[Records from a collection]

++++++++++++++++++++

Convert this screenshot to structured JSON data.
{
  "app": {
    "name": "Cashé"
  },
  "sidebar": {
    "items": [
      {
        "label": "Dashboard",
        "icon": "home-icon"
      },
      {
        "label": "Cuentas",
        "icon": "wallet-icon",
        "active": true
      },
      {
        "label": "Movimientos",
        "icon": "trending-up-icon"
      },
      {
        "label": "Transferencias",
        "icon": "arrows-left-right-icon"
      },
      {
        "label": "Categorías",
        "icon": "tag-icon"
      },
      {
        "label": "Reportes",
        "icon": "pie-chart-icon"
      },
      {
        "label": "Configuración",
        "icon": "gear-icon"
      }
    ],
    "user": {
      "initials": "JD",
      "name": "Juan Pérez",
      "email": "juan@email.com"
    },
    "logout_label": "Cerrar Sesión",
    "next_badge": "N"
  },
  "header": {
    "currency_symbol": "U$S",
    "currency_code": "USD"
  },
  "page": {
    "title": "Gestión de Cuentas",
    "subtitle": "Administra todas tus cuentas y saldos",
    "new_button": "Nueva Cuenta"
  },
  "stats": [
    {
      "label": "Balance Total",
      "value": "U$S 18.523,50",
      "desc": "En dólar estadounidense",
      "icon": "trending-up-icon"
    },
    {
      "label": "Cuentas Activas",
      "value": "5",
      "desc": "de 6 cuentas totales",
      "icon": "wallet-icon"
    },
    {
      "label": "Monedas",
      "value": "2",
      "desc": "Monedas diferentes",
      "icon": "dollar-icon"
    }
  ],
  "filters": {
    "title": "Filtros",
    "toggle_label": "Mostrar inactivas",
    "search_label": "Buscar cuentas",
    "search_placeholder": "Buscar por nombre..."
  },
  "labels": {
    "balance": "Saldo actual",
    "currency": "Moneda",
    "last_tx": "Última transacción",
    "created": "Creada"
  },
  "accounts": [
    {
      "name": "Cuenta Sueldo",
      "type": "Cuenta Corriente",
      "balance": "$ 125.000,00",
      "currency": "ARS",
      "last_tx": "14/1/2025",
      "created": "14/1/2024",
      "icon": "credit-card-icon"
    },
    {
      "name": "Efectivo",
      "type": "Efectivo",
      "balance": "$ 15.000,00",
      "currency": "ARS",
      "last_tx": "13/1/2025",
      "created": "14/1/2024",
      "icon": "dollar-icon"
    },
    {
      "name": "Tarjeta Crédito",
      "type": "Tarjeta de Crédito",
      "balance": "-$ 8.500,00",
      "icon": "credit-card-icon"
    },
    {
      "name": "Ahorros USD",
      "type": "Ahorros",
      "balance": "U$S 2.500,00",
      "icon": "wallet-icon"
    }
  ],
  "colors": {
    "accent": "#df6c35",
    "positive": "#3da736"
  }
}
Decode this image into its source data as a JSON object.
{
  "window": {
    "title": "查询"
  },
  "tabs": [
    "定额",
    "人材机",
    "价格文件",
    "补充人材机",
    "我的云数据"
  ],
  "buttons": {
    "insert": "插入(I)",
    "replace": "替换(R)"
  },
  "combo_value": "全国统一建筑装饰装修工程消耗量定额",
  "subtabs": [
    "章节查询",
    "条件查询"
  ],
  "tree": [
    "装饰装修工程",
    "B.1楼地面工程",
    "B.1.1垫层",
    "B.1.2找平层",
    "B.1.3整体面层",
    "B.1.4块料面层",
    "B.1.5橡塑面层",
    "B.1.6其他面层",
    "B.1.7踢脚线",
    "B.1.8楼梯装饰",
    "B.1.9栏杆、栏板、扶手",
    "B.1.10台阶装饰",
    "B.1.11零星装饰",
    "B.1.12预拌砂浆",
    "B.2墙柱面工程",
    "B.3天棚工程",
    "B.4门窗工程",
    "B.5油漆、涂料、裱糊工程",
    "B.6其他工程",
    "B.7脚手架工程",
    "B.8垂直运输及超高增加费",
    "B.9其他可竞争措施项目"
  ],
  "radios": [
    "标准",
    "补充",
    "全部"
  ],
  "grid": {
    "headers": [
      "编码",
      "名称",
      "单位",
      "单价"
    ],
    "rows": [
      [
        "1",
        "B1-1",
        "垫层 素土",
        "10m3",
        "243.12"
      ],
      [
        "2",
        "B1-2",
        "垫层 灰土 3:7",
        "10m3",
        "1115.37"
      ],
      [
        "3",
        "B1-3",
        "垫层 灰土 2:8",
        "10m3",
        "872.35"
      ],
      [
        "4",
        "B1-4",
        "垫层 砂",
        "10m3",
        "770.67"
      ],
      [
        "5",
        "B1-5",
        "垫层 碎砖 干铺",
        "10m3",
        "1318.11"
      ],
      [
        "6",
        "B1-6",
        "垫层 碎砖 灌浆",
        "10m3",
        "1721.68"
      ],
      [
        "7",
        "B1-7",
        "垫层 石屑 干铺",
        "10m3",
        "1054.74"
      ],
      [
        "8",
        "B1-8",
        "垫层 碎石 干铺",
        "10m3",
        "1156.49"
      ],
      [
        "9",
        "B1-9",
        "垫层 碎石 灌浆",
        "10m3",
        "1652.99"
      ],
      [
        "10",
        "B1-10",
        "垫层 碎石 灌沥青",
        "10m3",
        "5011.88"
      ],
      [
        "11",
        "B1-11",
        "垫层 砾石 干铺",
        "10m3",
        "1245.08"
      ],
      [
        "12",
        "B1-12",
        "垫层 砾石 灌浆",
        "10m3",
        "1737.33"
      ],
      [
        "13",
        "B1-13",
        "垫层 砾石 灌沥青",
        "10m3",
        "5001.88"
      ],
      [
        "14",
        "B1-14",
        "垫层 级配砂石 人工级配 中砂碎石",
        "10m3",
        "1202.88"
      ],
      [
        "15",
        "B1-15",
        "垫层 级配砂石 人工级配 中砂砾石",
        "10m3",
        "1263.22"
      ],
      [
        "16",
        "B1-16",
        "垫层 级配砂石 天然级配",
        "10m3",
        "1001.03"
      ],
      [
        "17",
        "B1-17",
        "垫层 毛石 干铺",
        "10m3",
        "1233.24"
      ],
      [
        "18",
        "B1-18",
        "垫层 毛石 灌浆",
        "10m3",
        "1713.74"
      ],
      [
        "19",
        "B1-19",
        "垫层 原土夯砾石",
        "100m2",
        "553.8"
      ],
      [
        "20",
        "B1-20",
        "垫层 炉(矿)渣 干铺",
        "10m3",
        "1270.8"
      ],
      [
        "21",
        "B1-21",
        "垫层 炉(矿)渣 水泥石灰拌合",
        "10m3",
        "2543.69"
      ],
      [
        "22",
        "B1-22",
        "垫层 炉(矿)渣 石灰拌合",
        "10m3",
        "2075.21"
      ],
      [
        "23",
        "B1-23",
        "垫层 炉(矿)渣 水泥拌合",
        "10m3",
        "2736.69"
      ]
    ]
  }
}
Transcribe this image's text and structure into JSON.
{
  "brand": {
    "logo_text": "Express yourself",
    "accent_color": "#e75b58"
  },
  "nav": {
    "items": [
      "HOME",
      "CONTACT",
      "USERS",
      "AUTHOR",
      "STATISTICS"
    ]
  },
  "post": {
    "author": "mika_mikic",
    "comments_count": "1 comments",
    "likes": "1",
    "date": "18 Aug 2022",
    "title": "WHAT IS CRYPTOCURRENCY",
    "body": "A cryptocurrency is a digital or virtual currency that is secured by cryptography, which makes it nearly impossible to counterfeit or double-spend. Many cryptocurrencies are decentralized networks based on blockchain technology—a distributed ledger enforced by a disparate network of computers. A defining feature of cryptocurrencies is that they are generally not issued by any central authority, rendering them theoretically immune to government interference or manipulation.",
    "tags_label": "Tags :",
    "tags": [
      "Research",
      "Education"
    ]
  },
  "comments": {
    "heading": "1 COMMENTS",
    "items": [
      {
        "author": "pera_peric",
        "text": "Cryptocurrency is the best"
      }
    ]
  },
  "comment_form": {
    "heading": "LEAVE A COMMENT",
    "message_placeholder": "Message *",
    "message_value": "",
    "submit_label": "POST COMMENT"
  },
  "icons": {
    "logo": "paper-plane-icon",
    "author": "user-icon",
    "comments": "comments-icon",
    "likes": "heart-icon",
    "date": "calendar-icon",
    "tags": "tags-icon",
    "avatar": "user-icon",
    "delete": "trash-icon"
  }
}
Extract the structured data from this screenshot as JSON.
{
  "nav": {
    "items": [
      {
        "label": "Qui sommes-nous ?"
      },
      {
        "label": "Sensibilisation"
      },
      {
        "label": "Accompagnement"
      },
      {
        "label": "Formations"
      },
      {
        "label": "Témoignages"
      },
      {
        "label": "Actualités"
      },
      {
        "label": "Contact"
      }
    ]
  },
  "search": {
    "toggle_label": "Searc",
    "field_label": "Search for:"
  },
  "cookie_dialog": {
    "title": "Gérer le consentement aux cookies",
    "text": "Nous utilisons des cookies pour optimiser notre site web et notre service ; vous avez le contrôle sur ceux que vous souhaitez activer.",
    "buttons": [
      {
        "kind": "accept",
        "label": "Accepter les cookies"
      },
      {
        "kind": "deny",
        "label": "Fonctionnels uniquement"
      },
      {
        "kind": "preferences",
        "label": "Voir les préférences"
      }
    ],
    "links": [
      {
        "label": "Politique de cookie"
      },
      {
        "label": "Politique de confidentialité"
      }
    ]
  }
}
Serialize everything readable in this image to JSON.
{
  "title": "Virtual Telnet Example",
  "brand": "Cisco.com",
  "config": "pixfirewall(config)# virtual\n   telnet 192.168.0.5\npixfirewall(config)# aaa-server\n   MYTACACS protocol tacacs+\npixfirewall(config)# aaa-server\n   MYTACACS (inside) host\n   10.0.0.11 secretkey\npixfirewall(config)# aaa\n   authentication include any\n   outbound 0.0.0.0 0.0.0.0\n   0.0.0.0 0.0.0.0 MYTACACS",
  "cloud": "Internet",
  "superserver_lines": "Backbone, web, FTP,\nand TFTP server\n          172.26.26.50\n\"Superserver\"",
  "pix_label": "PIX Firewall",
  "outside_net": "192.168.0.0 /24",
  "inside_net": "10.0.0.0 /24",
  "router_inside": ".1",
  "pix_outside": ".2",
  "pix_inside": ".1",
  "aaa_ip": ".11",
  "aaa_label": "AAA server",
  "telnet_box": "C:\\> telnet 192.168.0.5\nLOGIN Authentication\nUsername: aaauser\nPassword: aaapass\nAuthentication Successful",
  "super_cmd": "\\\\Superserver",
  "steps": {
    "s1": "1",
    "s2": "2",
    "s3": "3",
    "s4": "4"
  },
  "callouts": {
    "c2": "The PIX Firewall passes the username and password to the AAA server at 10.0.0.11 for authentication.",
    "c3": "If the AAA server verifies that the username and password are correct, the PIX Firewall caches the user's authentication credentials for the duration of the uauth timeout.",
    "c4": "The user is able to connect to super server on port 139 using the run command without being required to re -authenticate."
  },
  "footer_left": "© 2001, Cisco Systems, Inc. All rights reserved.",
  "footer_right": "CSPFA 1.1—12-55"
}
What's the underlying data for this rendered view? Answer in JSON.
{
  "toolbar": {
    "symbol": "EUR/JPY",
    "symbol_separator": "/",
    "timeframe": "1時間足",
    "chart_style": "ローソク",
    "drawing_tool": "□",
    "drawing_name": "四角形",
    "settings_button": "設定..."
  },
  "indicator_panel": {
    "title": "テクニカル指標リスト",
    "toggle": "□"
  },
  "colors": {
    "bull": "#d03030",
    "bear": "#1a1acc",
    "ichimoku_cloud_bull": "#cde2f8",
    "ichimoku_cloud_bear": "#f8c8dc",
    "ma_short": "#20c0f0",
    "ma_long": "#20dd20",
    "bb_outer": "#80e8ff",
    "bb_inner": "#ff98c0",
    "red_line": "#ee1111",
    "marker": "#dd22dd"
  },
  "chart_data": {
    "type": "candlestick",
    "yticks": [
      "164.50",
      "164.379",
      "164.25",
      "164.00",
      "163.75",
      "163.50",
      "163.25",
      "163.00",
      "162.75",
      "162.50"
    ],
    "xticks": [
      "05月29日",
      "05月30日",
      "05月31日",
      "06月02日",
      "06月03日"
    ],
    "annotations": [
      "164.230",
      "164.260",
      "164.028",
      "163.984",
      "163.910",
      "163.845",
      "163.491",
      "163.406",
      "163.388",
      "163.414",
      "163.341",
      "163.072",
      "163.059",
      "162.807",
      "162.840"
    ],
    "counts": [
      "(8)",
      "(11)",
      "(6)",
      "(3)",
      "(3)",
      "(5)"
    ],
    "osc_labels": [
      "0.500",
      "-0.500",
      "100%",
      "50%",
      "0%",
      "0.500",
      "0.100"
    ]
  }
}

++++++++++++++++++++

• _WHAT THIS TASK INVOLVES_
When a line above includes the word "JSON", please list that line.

• _RESULT OF THIS EXERCISE_
Convert this screenshot to structured JSON data.
Decode this image into its source data as a JSON object.
Transcribe this image's text and structure into JSON.
Extract the structured data from this screenshot as JSON.
Serialize everything readable in this image to JSON.
What's the underlying data for this rendered view? Answer in JSON.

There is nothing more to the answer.